Trefor Moss, “5 Things the Pentagon Isn’t Telling Us About the Chinese Military,” Foreign Policy, 23 May 2012.
In its annual appraisal of the Chinese military published last week, the U.S. Department of Defense seems to be describing an object it finds both familiar and mysterious. The report certainly answers many of the important issues concerning China’s military, including its attempts to develop an anti-ship ballistic missile and its continuing fixation on Taiwan.
Yet for many crucial aspects of China’s strategy, the Pentagon seems like it’s just guessing. Here are the five most important questions about Beijing’s defense strategy that remain stubbornly unanswered. …
4. What kind of space capabilities is China developing?
China is becoming increasingly proficient in space. The report mentions that China is assembling its own GPS-style satellite network, blasted the Tiangong-1 spacelab into orbit in 2011, and has developed a ground-launched anti-satellite missile to improve its counter-space capabilities. But the Pentagon neglects to mention one of China’s most ambitious space programs: the development of the Shenlong spaceplane and the possible associated development of advanced propulsion systems, whose existence increases the risk of a military space race with the United States.
It is not yet known whether Shenlong is anything more than a hi-tech experiment.
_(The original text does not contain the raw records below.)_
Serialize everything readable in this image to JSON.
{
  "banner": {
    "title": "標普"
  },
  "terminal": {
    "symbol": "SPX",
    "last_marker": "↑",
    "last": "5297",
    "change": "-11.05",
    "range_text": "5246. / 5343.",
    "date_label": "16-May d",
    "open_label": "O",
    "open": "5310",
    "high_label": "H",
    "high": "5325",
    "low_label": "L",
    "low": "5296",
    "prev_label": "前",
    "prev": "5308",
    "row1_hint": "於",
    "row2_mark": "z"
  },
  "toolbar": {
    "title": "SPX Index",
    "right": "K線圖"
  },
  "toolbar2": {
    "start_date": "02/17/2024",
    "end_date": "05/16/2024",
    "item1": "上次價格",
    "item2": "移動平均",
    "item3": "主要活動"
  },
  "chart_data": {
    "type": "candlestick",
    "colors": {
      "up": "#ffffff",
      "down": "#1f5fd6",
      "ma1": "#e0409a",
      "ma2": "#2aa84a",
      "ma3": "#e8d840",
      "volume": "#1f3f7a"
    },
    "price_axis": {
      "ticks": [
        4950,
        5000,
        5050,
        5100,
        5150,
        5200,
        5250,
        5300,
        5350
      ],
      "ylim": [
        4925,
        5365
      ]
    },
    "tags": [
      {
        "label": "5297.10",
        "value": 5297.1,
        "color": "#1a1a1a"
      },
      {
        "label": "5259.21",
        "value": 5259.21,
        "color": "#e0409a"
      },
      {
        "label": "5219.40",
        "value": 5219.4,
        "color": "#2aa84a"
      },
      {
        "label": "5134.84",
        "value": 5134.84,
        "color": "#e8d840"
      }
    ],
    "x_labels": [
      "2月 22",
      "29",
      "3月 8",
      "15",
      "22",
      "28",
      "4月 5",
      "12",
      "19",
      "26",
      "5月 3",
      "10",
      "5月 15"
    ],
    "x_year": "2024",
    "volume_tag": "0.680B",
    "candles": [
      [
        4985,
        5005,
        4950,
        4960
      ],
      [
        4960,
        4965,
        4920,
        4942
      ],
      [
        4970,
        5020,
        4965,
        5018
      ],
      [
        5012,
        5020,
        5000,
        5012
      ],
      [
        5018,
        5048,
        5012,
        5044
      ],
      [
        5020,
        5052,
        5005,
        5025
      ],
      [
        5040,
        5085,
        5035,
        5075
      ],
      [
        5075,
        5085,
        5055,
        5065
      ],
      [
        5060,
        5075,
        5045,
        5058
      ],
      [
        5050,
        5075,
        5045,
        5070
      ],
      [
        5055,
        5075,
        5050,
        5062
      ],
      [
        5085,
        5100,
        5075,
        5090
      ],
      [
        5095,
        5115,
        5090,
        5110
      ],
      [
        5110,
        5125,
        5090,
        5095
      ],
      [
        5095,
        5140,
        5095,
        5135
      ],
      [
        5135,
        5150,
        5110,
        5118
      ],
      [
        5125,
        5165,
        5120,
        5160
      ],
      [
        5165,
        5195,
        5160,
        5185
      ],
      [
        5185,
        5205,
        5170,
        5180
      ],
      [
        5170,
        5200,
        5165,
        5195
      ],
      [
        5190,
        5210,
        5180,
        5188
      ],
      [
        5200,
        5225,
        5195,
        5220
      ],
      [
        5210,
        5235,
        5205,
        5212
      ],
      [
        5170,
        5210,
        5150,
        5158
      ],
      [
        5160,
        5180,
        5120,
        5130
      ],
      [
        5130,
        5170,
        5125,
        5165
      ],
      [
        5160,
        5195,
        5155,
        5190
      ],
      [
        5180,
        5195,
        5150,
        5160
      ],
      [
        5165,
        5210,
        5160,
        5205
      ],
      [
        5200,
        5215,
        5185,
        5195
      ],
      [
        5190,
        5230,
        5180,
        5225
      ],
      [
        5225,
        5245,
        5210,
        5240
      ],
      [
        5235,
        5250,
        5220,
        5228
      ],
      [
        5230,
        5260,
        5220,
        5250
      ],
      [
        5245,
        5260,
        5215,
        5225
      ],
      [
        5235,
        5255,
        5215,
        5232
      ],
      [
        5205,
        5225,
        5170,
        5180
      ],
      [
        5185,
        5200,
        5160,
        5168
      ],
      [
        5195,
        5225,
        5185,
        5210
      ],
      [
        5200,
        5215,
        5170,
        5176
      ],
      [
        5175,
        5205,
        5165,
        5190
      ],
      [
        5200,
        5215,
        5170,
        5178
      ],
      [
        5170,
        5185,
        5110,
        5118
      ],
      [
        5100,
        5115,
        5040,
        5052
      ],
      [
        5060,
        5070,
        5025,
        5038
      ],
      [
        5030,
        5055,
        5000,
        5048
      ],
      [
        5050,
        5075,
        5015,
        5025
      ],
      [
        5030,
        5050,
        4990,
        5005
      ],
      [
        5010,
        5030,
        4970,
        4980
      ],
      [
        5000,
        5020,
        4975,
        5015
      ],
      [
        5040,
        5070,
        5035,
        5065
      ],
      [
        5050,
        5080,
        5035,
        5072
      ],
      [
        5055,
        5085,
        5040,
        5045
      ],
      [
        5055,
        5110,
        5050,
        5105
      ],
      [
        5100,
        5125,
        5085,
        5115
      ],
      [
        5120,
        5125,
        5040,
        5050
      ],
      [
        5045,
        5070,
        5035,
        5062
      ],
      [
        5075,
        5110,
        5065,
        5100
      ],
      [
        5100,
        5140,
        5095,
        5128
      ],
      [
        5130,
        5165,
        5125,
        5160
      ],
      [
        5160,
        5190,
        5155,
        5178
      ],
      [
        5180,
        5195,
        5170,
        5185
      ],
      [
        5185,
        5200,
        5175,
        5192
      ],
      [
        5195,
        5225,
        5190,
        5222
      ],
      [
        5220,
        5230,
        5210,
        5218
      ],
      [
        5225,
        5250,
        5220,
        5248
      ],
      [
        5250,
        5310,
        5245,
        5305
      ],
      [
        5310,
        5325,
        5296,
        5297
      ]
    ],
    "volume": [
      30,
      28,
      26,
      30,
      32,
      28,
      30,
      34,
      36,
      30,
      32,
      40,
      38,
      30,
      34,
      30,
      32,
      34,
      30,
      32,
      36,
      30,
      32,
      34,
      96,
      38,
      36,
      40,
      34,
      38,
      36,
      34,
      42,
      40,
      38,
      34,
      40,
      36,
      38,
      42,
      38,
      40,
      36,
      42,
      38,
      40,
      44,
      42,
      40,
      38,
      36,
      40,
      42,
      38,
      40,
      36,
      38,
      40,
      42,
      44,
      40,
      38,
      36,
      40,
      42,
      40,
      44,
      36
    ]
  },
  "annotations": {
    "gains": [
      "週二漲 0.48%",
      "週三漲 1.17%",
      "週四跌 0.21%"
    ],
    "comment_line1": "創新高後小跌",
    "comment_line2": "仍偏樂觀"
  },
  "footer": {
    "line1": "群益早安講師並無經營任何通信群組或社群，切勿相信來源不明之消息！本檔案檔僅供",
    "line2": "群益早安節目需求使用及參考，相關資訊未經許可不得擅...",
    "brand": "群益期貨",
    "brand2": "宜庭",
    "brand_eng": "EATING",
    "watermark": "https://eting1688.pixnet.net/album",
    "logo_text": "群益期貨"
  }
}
But because of Shenlong’s military potential, any information about it could allay or exacerbate growing fears within the U.S. military that the PLA Air Force has more than a passing interest in space operations. …
For the original article referenced here, see Andrew Erickson and Gabe Collins, “Shenlong ‘Divine Dragon’ Takes Flight: Is China developing its first spaceplane?” China SignPost™ (洞察中国), No. 58 (4 May 2012).